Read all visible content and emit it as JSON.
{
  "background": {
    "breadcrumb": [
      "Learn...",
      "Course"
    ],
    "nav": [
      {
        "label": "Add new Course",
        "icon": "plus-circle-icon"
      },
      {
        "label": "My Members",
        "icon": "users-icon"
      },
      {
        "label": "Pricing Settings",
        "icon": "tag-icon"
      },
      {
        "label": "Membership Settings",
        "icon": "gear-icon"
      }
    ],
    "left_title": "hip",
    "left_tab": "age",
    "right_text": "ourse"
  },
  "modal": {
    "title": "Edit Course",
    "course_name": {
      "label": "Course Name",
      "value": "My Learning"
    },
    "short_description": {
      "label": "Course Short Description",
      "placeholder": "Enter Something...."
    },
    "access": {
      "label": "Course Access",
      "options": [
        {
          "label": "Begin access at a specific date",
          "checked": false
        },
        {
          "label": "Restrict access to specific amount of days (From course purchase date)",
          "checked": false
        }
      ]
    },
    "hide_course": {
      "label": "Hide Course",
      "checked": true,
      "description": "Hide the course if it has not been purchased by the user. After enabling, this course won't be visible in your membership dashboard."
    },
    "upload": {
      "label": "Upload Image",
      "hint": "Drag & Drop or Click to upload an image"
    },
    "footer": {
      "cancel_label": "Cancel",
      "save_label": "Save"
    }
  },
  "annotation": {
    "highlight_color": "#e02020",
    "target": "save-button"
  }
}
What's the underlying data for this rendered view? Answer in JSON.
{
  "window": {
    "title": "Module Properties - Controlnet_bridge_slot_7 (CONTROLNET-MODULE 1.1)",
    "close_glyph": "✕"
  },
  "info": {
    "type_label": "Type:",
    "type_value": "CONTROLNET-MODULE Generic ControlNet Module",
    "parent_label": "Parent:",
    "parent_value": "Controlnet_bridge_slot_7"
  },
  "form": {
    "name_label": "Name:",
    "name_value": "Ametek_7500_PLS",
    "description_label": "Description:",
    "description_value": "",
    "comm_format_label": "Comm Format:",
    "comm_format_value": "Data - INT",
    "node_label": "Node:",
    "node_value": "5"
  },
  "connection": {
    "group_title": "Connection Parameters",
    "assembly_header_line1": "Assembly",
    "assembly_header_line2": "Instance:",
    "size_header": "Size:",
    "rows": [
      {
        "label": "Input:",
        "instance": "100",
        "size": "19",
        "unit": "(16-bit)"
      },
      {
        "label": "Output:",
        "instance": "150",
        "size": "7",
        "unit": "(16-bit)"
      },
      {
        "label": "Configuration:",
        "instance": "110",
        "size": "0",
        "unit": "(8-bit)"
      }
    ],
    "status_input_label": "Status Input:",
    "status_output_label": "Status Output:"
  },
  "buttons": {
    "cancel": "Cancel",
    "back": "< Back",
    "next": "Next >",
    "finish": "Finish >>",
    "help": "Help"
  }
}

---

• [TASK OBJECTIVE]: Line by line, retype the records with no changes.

• [RESULT FOR THIS TASK]:
Read all visible content and emit it as JSON.
{
  "background": {
    "breadcrumb": [
      "Learn...",
      "Course"
    ],
    "nav": [
      {
        "label": "Add new Course",
        "icon": "plus-circle-icon"
      },
      {
        "label": "My Members",
        "icon": "users-icon"
      },
      {
        "label": "Pricing Settings",
        "icon": "tag-icon"
      },
      {
        "label": "Membership Settings",
        "icon": "gear-icon"
      }
    ],
    "left_title": "hip",
    "left_tab": "age",
    "right_text": "ourse"
  },
  "modal": {
    "title": "Edit Course",
    "course_name": {
      "label": "Course Name",
      "value": "My Learning"
    },
    "short_description": {
      "label": "Course Short Description",
      "placeholder": "Enter Something...."
    },
    "access": {
      "label": "Course Access",
      "options": [
        {
          "label": "Begin access at a specific date",
          "checked": false
        },
        {
          "label": "Restrict access to specific amount of days (From course purchase date)",
          "checked": false
        }
      ]
    },
    "hide_course": {
      "label": "Hide Course",
      "checked": true,
      "description": "Hide the course if it has not been purchased by the user. After enabling, this course won't be visible in your membership dashboard."
    },
    "upload": {
      "label": "Upload Image",
      "hint": "Drag & Drop or Click to upload an image"
    },
    "footer": {
      "cancel_label": "Cancel",
      "save_label": "Save"
    }
  },
  "annotation": {
    "highlight_color": "#e02020",
    "target": "save-button"
  }
}
What's the underlying data for this rendered view? Answer in JSON.
{
  "window": {
    "title": "Module Properties - Controlnet_bridge_slot_7 (CONTROLNET-MODULE 1.1)",
    "close_glyph": "✕"
  },
  "info": {
    "type_label": "Type:",
    "type_value": "CONTROLNET-MODULE Generic ControlNet Module",
    "parent_label": "Parent:",
    "parent_value": "Controlnet_bridge_slot_7"
  },
  "form": {
    "name_label": "Name:",
    "name_value": "Ametek_7500_PLS",
    "description_label": "Description:",
    "description_value": "",
    "comm_format_label": "Comm Format:",
    "comm_format_value": "Data - INT",
    "node_label": "Node:",
    "node_value": "5"
  },
  "connection": {
    "group_title": "Connection Parameters",
    "assembly_header_line1": "Assembly",
    "assembly_header_line2": "Instance:",
    "size_header": "Size:",
    "rows": [
      {
        "label": "Input:",
        "instance": "100",
        "size": "19",
        "unit": "(16-bit)"
      },
      {
        "label": "Output:",
        "instance": "150",
        "size": "7",
        "unit": "(16-bit)"
      },
      {
        "label": "Configuration:",
        "instance": "110",
        "size": "0",
        "unit": "(8-bit)"
      }
    ],
    "status_input_label": "Status Input:",
    "status_output_label": "Status Output:"
  },
  "buttons": {
    "cancel": "Cancel",
    "back": "< Back",
    "next": "Next >",
    "finish": "Finish >>",
    "help": "Help"
  }
}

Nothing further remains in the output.